There is only so much that parents raising children in very disadvantaged circumstances can do to counter those disadvantages. Our data illustrate how thoroughly policy decisions we have made as a society have cemented that disadvantage and impeded those parents’ ability to alleviate it. Children in the lowest fifth social-class who began kindergarten in 2010 were much more likely than their low social-class counterparts in 1998 to be living in poverty (85 percent vs. 71 percent). They were also much more likely to live with just one parent (up from 46 percent to 55 percent), and to live in households in which English was not spoken (just above 40 percent vs. 31 percent in 1998, suggesting that many are immigrants or children of immigrants).

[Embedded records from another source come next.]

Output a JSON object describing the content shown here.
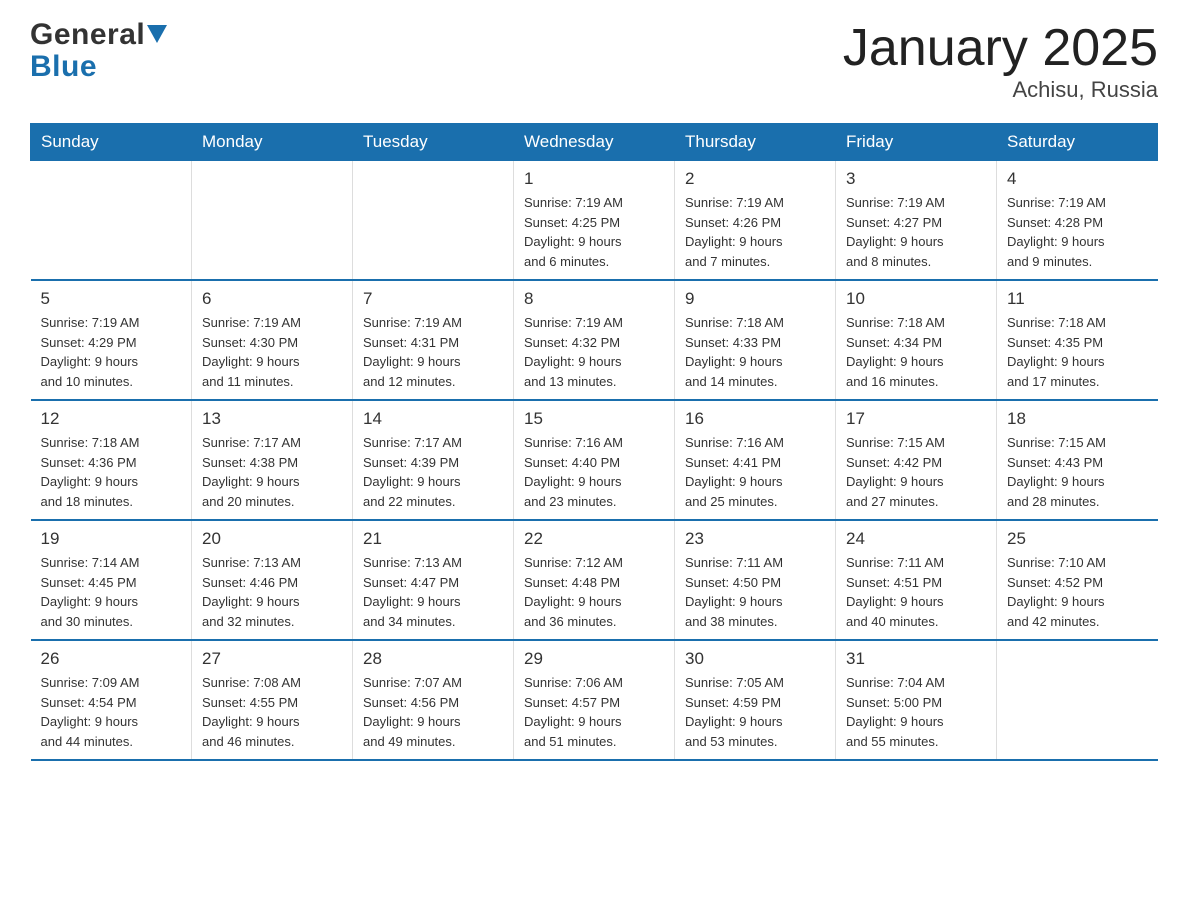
{
  "header": {
    "logo_general": "General",
    "logo_blue": "Blue",
    "title": "January 2025",
    "subtitle": "Achisu, Russia"
  },
  "days_of_week": [
    "Sunday",
    "Monday",
    "Tuesday",
    "Wednesday",
    "Thursday",
    "Friday",
    "Saturday"
  ],
  "weeks": [
    [
      {
        "day": "",
        "info": ""
      },
      {
        "day": "",
        "info": ""
      },
      {
        "day": "",
        "info": ""
      },
      {
        "day": "1",
        "info": "Sunrise: 7:19 AM\nSunset: 4:25 PM\nDaylight: 9 hours\nand 6 minutes."
      },
      {
        "day": "2",
        "info": "Sunrise: 7:19 AM\nSunset: 4:26 PM\nDaylight: 9 hours\nand 7 minutes."
      },
      {
        "day": "3",
        "info": "Sunrise: 7:19 AM\nSunset: 4:27 PM\nDaylight: 9 hours\nand 8 minutes."
      },
      {
        "day": "4",
        "info": "Sunrise: 7:19 AM\nSunset: 4:28 PM\nDaylight: 9 hours\nand 9 minutes."
      }
    ],
    [
      {
        "day": "5",
        "info": "Sunrise: 7:19 AM\nSunset: 4:29 PM\nDaylight: 9 hours\nand 10 minutes."
      },
      {
        "day": "6",
        "info": "Sunrise: 7:19 AM\nSunset: 4:30 PM\nDaylight: 9 hours\nand 11 minutes."
      },
      {
        "day": "7",
        "info": "Sunrise: 7:19 AM\nSunset: 4:31 PM\nDaylight: 9 hours\nand 12 minutes."
      },
      {
        "day": "8",
        "info": "Sunrise: 7:19 AM\nSunset: 4:32 PM\nDaylight: 9 hours\nand 13 minutes."
      },
      {
        "day": "9",
        "info": "Sunrise: 7:18 AM\nSunset: 4:33 PM\nDaylight: 9 hours\nand 14 minutes."
      },
      {
        "day": "10",
        "info": "Sunrise: 7:18 AM\nSunset: 4:34 PM\nDaylight: 9 hours\nand 16 minutes."
      },
      {
        "day": "11",
        "info": "Sunrise: 7:18 AM\nSunset: 4:35 PM\nDaylight: 9 hours\nand 17 minutes."
      }
    ],
    [
      {
        "day": "12",
        "info": "Sunrise: 7:18 AM\nSunset: 4:36 PM\nDaylight: 9 hours\nand 18 minutes."
      },
      {
        "day": "13",
        "info": "Sunrise: 7:17 AM\nSunset: 4:38 PM\nDaylight: 9 hours\nand 20 minutes."
      },
      {
        "day": "14",
        "info": "Sunrise: 7:17 AM\nSunset: 4:39 PM\nDaylight: 9 hours\nand 22 minutes."
      },
      {
        "day": "15",
        "info": "Sunrise: 7:16 AM\nSunset: 4:40 PM\nDaylight: 9 hours\nand 23 minutes."
      },
      {
        "day": "16",
        "info": "Sunrise: 7:16 AM\nSunset: 4:41 PM\nDaylight: 9 hours\nand 25 minutes."
      },
      {
        "day": "17",
        "info": "Sunrise: 7:15 AM\nSunset: 4:42 PM\nDaylight: 9 hours\nand 27 minutes."
      },
      {
        "day": "18",
        "info": "Sunrise: 7:15 AM\nSunset: 4:43 PM\nDaylight: 9 hours\nand 28 minutes."
      }
    ],
    [
      {
        "day": "19",
        "info": "Sunrise: 7:14 AM\nSunset: 4:45 PM\nDaylight: 9 hours\nand 30 minutes."
      },
      {
        "day": "20",
        "info": "Sunrise: 7:13 AM\nSunset: 4:46 PM\nDaylight: 9 hours\nand 32 minutes."
      },
      {
        "day": "21",
        "info": "Sunrise: 7:13 AM\nSunset: 4:47 PM\nDaylight: 9 hours\nand 34 minutes."
      },
      {
        "day": "22",
        "info": "Sunrise: 7:12 AM\nSunset: 4:48 PM\nDaylight: 9 hours\nand 36 minutes."
      },
      {
        "day": "23",
        "info": "Sunrise: 7:11 AM\nSunset: 4:50 PM\nDaylight: 9 hours\nand 38 minutes."
      },
      {
        "day": "24",
        "info": "Sunrise: 7:11 AM\nSunset: 4:51 PM\nDaylight: 9 hours\nand 40 minutes."
      },
      {
        "day": "25",
        "info": "Sunrise: 7:10 AM\nSunset: 4:52 PM\nDaylight: 9 hours\nand 42 minutes."
      }
    ],
    [
      {
        "day": "26",
        "info": "Sunrise: 7:09 AM\nSunset: 4:54 PM\nDaylight: 9 hours\nand 44 minutes."
      },
      {
        "day": "27",
        "info": "Sunrise: 7:08 AM\nSunset: 4:55 PM\nDaylight: 9 hours\nand 46 minutes."
      },
      {
        "day": "28",
        "info": "Sunrise: 7:07 AM\nSunset: 4:56 PM\nDaylight: 9 hours\nand 49 minutes."
      },
      {
        "day": "29",
        "info": "Sunrise: 7:06 AM\nSunset: 4:57 PM\nDaylight: 9 hours\nand 51 minutes."
      },
      {
        "day": "30",
        "info": "Sunrise: 7:05 AM\nSunset: 4:59 PM\nDaylight: 9 hours\nand 53 minutes."
      },
      {
        "day": "31",
        "info": "Sunrise: 7:04 AM\nSunset: 5:00 PM\nDaylight: 9 hours\nand 55 minutes."
      },
      {
        "day": "",
        "info": ""
      }
    ]
  ]
}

Wages for these parents—like those of the vast majority of Americans—were stagnant over this period. So those making the federal minimum wage of $7.25 an hour in 1998 were likely to still be making that same wage—worth much less in real dollars—in 2010. But at least parents living at the bottom of the socioeconomic ladder in 1998 had a booming economy to cushion that blow. With virtually-full employment and demand for workers strong, many fewer parents had to settle for so little. Children entering kindergarten in 2010, in contrast, were born during the worst recession and slowest recovery in nearly a century. Their parents struggled to find any work at all, even part-time minimum wage jobs, which many cobbled together to make ends meet. And thanks to 1996 welfare reform legislation, only a small minority were eligible to receive any cash assistance whatsoever, and those who did received far too little to provide the basics for their children.

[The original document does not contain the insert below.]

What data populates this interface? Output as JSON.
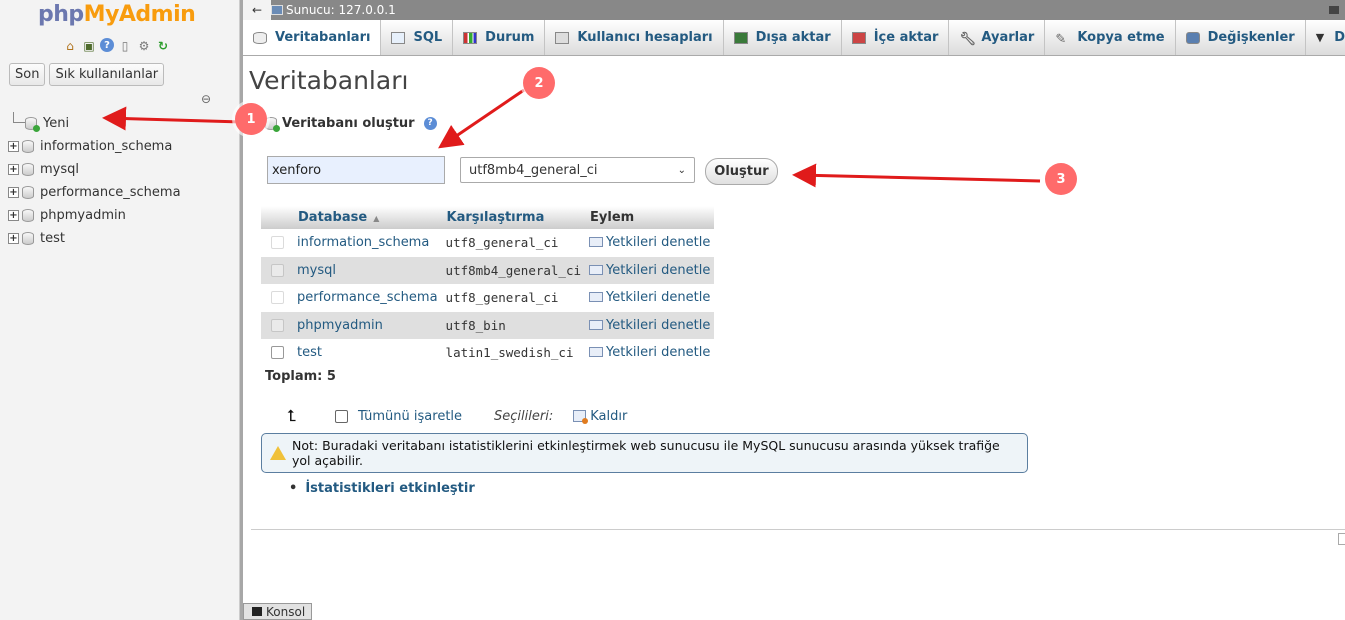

While we applaud parents’ taking seriously research telling them how important it is to read to their children, talk to them, and play with them, it is unfair—and, as the persistence of the gaps we found demonstrates, unrealistic—to pin everything on them. If, as a country, we want to narrow the gaps in reading, math, and social and emotional skills—gaps that exist when low social class students enter kindergarten, and dog them throughout their academic careers—we need to ensure that many fewer children grow up in such deprived contexts. So beyond investing in the education system, we urge the expansion of health care, and a much stronger social safety net that boosts incomes for vulnerable families through policies such as unemployment insurance, Social Security disability insurance, cash assistance, the earned income tax credit, and the child and dependent care tax credit.

If we are serious about closing these gaps, we will need to combine investments in both schools and society more broadly with economic and policy changes to spread economic growth more broadly across the income distribution. Because until we tackle the huge inequities at the core of these early gaps, we will continue to live with them.